You MUST submit a completed coversheet with all assignments, ensuring that the plagiarism declaration section is signed.

Assignment submission and return procedures, and assessment criteria will be specified with each assignment.

  • Assignment task 1
    Title:
    Assignment 1
    Description:
    Prepare and present to the tutorial class a comparative analysis of a set of web sites, highlighting the strengths and weaknesses of the web as an information management and communication medium.  
    Weighting:
    10%
    Due date:
    Weeks 4 and 5 during tutorial
  • Assignment task 2
    Title:
    Assignment 2
    Description:
    Make a tutorial presentation on a selected paper or group of papers relating to a topic of interest and importance for web design
    Weighting:
    10%
    Due date:
    Date of submission will vary from student to student. Arrangements will be organized in tutorial classes during the semester
  • Assignment task 3
    Title:
    Assignment 3
    Description:
    Prepare a secification of a web site design to meet a given set of user requirements
    Weighting:
    20%
    Due date:
    Week 12 during tutorial

Examinations

  • Examination 1

    Weighting: 50%
    Length: 3 hours
    Type (open/closed book): Closed book
    Remarks:

    Runs in formal examination period at end of semester

  • Examination 2

    Weighting: 10%
    Length: 1.5 hours
    Type (open/closed book): Closed book
    Remarks:

    Unit Test runs during class in week 7 of semester

See Appendix for End of semester special consideration / deferred exams process.

Due dates and extensions

Please make every effort to submit work by the due dates. It is your responsibility to structure your study program around assignment deadlines, family, work and other commitments. Factors such as normal work pressures, vacations, etc. are not regarded as appropriate reasons for granting extensions. Students are advised to NOT assume that granting of an extension is a matter of course.

Students requesting an extension for any assessment during semester (eg. Assignments, tests or presentations) are required to submit a Special Consideration application form (in-semester exam/assessment task), along with original copies of supporting documentation, directly to their lecturer within two working days before the assessment submission deadline. Lecturers will provide specific outcomes directly to students via email within 2 working days. The lecturer reserves the right to refuse late applications.

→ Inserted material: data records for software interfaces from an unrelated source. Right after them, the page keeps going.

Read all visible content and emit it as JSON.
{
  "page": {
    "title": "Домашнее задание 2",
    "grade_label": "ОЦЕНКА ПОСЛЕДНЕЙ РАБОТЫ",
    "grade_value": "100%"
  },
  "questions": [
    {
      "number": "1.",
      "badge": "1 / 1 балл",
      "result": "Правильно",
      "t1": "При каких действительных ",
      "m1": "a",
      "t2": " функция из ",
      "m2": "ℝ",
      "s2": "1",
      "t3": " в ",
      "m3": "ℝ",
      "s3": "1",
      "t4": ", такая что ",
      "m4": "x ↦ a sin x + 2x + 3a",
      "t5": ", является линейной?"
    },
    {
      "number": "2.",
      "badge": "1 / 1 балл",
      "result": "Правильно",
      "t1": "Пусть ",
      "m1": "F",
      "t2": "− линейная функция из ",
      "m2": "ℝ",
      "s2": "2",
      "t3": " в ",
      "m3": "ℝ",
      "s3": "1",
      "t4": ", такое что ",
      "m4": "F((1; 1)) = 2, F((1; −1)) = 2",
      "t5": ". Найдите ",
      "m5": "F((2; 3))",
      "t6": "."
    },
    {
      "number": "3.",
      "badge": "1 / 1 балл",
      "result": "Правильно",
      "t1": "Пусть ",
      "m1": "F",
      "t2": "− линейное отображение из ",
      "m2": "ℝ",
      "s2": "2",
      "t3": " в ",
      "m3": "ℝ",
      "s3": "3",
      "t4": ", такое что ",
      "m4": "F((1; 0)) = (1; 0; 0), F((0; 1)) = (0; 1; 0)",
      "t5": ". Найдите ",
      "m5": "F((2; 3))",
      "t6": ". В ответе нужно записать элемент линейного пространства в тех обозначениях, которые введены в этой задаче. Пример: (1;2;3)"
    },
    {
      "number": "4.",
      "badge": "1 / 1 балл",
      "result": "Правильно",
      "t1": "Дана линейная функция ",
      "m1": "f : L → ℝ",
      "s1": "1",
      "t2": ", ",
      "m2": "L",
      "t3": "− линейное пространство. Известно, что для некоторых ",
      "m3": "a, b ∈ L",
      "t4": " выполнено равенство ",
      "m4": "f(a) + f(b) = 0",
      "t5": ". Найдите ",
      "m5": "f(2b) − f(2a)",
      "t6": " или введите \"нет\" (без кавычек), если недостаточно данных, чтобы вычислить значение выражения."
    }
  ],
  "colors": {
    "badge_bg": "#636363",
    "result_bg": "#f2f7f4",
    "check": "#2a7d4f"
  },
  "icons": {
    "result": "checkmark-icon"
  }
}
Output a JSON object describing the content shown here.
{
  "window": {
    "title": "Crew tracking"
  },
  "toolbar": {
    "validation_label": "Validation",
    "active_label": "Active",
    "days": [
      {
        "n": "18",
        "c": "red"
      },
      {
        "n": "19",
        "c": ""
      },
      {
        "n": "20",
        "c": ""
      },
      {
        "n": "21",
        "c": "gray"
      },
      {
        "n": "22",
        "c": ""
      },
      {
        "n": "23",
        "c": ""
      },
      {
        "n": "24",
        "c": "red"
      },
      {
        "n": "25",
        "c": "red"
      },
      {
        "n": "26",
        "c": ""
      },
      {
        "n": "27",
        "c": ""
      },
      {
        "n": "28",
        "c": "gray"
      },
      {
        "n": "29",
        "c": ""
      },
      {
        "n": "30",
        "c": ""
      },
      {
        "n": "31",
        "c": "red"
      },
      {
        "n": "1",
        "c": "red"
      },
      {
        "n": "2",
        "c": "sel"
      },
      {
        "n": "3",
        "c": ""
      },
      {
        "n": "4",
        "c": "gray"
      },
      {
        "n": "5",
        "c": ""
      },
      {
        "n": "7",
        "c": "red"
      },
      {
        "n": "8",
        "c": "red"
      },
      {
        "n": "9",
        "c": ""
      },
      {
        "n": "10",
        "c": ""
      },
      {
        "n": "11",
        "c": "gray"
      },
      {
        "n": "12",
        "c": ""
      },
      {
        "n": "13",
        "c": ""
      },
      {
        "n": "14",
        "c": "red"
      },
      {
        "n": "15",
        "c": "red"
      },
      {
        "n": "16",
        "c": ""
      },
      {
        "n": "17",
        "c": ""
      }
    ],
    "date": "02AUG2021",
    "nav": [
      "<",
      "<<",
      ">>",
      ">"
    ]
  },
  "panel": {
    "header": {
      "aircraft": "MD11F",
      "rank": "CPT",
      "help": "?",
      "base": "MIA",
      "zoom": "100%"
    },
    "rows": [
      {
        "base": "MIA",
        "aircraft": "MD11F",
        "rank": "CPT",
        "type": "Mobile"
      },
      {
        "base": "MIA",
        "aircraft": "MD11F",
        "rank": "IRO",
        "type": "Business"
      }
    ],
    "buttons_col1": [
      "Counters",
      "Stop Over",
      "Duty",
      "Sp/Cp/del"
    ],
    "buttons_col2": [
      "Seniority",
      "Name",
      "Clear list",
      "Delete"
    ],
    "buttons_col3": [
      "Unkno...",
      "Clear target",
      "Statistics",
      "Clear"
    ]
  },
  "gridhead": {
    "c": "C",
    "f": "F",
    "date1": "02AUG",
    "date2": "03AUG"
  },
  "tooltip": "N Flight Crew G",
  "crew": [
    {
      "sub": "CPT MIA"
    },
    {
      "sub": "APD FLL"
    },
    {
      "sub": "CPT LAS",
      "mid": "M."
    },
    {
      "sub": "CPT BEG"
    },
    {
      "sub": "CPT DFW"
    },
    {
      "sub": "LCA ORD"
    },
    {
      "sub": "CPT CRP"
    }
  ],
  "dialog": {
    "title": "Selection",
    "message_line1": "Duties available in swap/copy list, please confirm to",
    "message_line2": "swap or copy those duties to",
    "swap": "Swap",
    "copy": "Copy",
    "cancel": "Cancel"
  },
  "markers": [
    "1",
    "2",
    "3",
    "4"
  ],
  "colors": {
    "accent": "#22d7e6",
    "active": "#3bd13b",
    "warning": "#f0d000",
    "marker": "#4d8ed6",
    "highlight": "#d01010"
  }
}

A copy of the email or other written communication of an extension must be attached to the assignment submission.

Refer to the Faculty Special consideration webpage or further details and to access application forms: http://www.infotech.monash.edu.au/resources/student/equity/special-consideration.html

Late assignment

Assignments received after the due date will be subject to a penalty of 5% per day, including weekends. Assignments received later than one week (seven days) after the due date will not normally be accepted. In some cases, this period may be shorter if there is a need to release sample solutions.

This policy is strict because comments or guidance will be given on assignments as they are returned, and sample solutions may also be published and distributed, after assignment marking or with the returned assignment.

Return dates

Students can expect assignments to be returned within two weeks of the submission date or after receipt, whichever is later.

Appendix

Please visit the following URL: http://www.infotech.monash.edu.au/units/appendix.html for further information about:

  • Continuous improvement
  • Unit evaluations
  • Communication, participation and feedback
  • Library access
  • Monash University Studies Online (MUSO)
  • Plagiarism, cheating and collusion
  • Register of counselling about plagiarism
  • Non-discriminatory language
  • Students with disability
  • End of semester special consideration / deferred exams